A skier glides down Suicide Hill, circa 1959, photo by Michigan Tourist Council
On Absolute Michigan we regularly feature articles & photos from the Archives of Michigan and their great web site Seeking Michigan. When Bob Garrett posted this feature, however, I knew that I couldn’t let Absolute Michigan have all the fun!
Suicide Hill by Bob Garrett
Suicide Hill’s very name intimidates skiers. The Ishpeming Ski Club, however, describes it as “fine, competitive and safe” (See the Ishpeming Ski Club Web Site). Ski jump enthusiasts hold the hill – and its rich history – in high esteem.
In the Beginning
The Norden Ski Club – renamed the Ishpeming Ski Club in 1901 – held its first formal ski jump competition in 1888. The competition site was south of Lake Angeline, near Ishpeming, Michigan. An annual tradition did not immediately follow. The Club did, however, host competitions in some subsequent years. Various hills in the Ishpeming region served as competition sites.
In 1925, the Ishpeming Ski Club launched a search for a new hill. Peter Handberg and Leonard Flaa, then officers of the Club, found what would be called Suicide Hill. The Hill is located off what is now M-28, between Ishpeming and Negaunee. The Cleveland Cliffs mining company owned the land, and a lease was quickly negotiated.

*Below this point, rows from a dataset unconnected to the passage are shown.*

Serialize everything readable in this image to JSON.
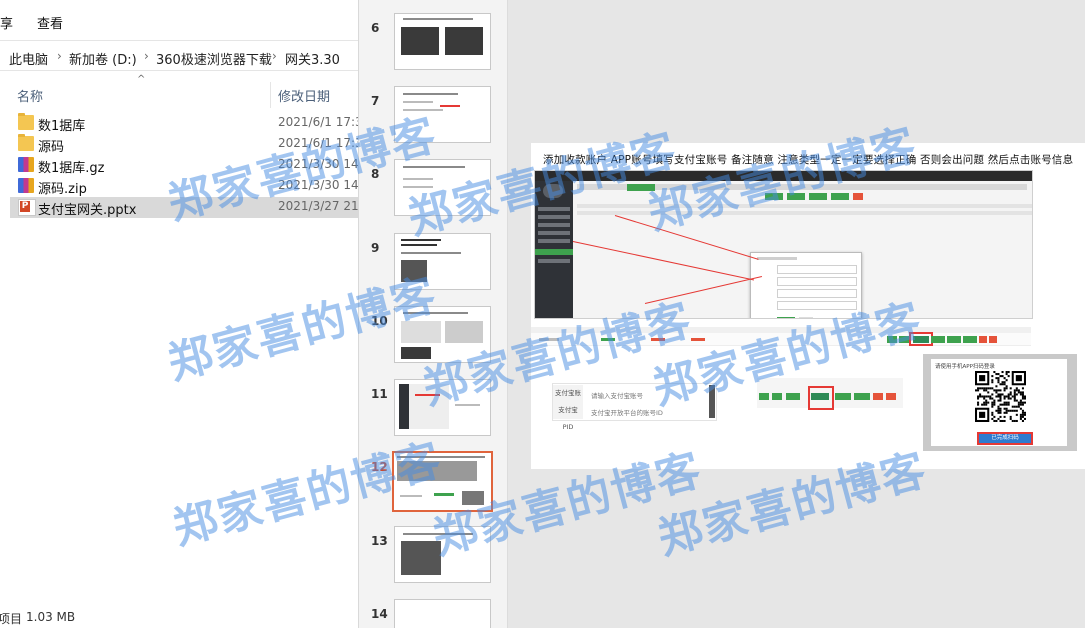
{
  "explorer": {
    "ribbon_tabs": [
      "享",
      "查看"
    ],
    "breadcrumb": [
      "此电脑",
      "新加卷 (D:)",
      "360极速浏览器下载",
      "网关3.30"
    ],
    "columns": {
      "name": "名称",
      "date": "修改日期"
    },
    "files": [
      {
        "name": "数1据库",
        "date": "2021/6/1 17:3",
        "type": "folder"
      },
      {
        "name": "源码",
        "date": "2021/6/1 17:3",
        "type": "folder"
      },
      {
        "name": "数1据库.gz",
        "date": "2021/3/30 14:",
        "type": "archive"
      },
      {
        "name": "源码.zip",
        "date": "2021/3/30 14:",
        "type": "archive"
      },
      {
        "name": "支付宝网关.pptx",
        "date": "2021/3/27 21:",
        "type": "pptx",
        "selected": true
      }
    ],
    "status": {
      "selected_label": "项目",
      "size": "1.03 MB"
    }
  },
  "thumbnails": {
    "slides": [
      {
        "number": "6"
      },
      {
        "number": "7"
      },
      {
        "number": "8"
      },
      {
        "number": "9"
      },
      {
        "number": "10"
      },
      {
        "number": "11"
      },
      {
        "number": "12",
        "active": true
      },
      {
        "number": "13"
      },
      {
        "number": "14"
      }
    ]
  },
  "slide": {
    "caption": "添加收款账户  APP账号填写支付宝账号 备注随意 注意类型一定一定要选择正确 否则会出问题 然后点击账号信息",
    "form": {
      "rows": [
        {
          "label": "支付宝账号",
          "value": "请输入支付宝账号"
        },
        {
          "label": "支付宝PID",
          "value": "支付宝开放平台的账号ID"
        }
      ]
    },
    "qr": {
      "title": "请使用手机APP扫码登录",
      "button": "已完成扫码"
    }
  },
  "watermark": {
    "text": "郑家喜的博客"
  },
  "colors": {
    "accent_green": "#3ea24e",
    "highlight_red": "#e53935",
    "active_thumb": "#d24726",
    "watermark": "#468ce1"
  }
}
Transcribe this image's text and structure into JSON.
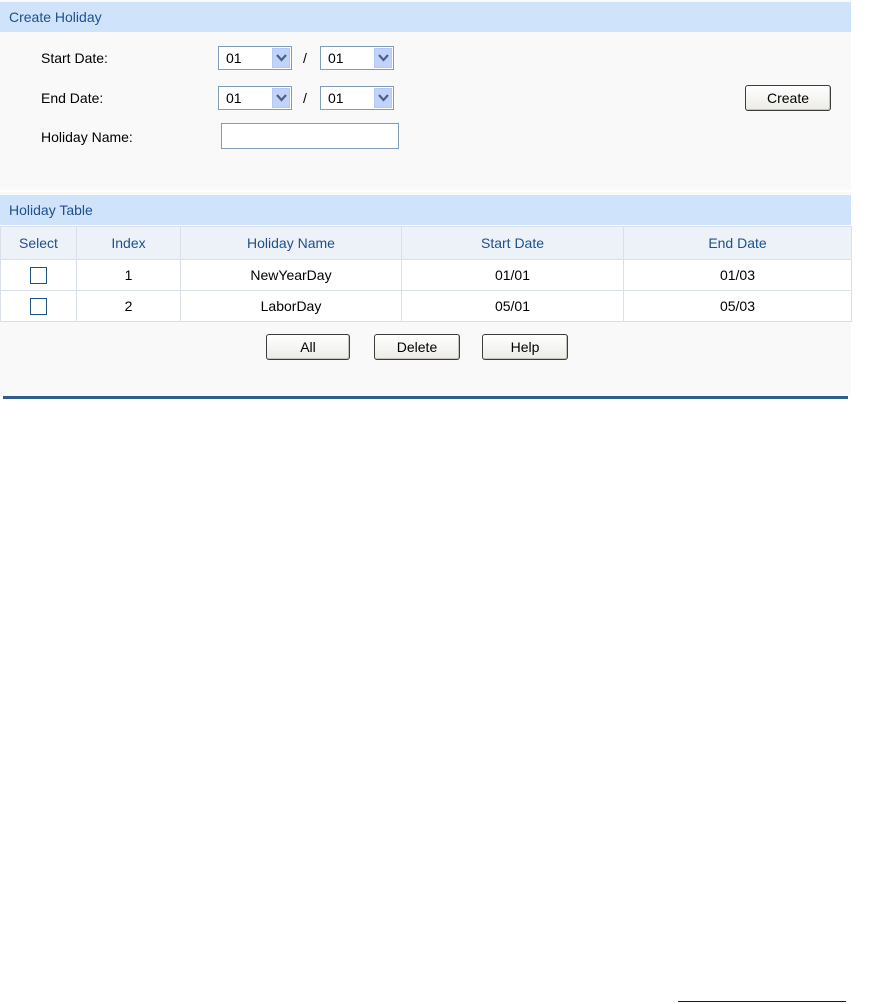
{
  "create_holiday": {
    "header": "Create Holiday",
    "start_date_label": "Start Date:",
    "end_date_label": "End Date:",
    "holiday_name_label": "Holiday Name:",
    "start_month": "01",
    "start_day": "01",
    "end_month": "01",
    "end_day": "01",
    "separator": "/",
    "holiday_name_value": "",
    "create_button": "Create"
  },
  "holiday_table": {
    "header": "Holiday Table",
    "columns": [
      "Select",
      "Index",
      "Holiday Name",
      "Start Date",
      "End Date"
    ],
    "rows": [
      {
        "index": "1",
        "name": "NewYearDay",
        "start": "01/01",
        "end": "01/03",
        "selected": false
      },
      {
        "index": "2",
        "name": "LaborDay",
        "start": "05/01",
        "end": "05/03",
        "selected": false
      }
    ],
    "buttons": {
      "all": "All",
      "delete": "Delete",
      "help": "Help"
    }
  },
  "colors": {
    "header_bg": "#cfe3fb",
    "header_text": "#1f4f8f",
    "rule": "#2f5d8c"
  }
}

In the autumn of 1925, development work began on the hill. It proved a community effort. Local citizens donated materials and volunteered their labor. The hill was cleared, graded and shaped. Finally, the Ishpeming Ski Club announced the first competition on the hill. This occurred on February 26, 1926.
“A Little Color”
Ted Butler, a local newspaper reporter, apparently gave the hill its nickname. An Ishpeming skier named Walter “Huns” Anderson was injured a few days before the 1926 meet. Butler wrote about this, using the phrase “Suicide Hill” in his story. “Sure, it’s a good hill, but why not add a little color to it?,” he reportedly said. James Flaa of the Ishpeming Ski Club protested the name, claiming that it created a bad impression and kept skiers away.
Today, eighty-six years later, skiers are still coming to Suicide Hill. They come from many countries and gather for the annual competitions, traditionally held in February.
The annual Suicide Hill Ski Tournament will be held next on February 8, 2012. Suicide Hill waits quietly for the day, ready to challenge a new wave of daring skiers.
“Flying into the Future” by Jane Nordberg. Michigan History Magazine, March/April 2002, pp. 6-11.
For a related article, click Ishpeming winter events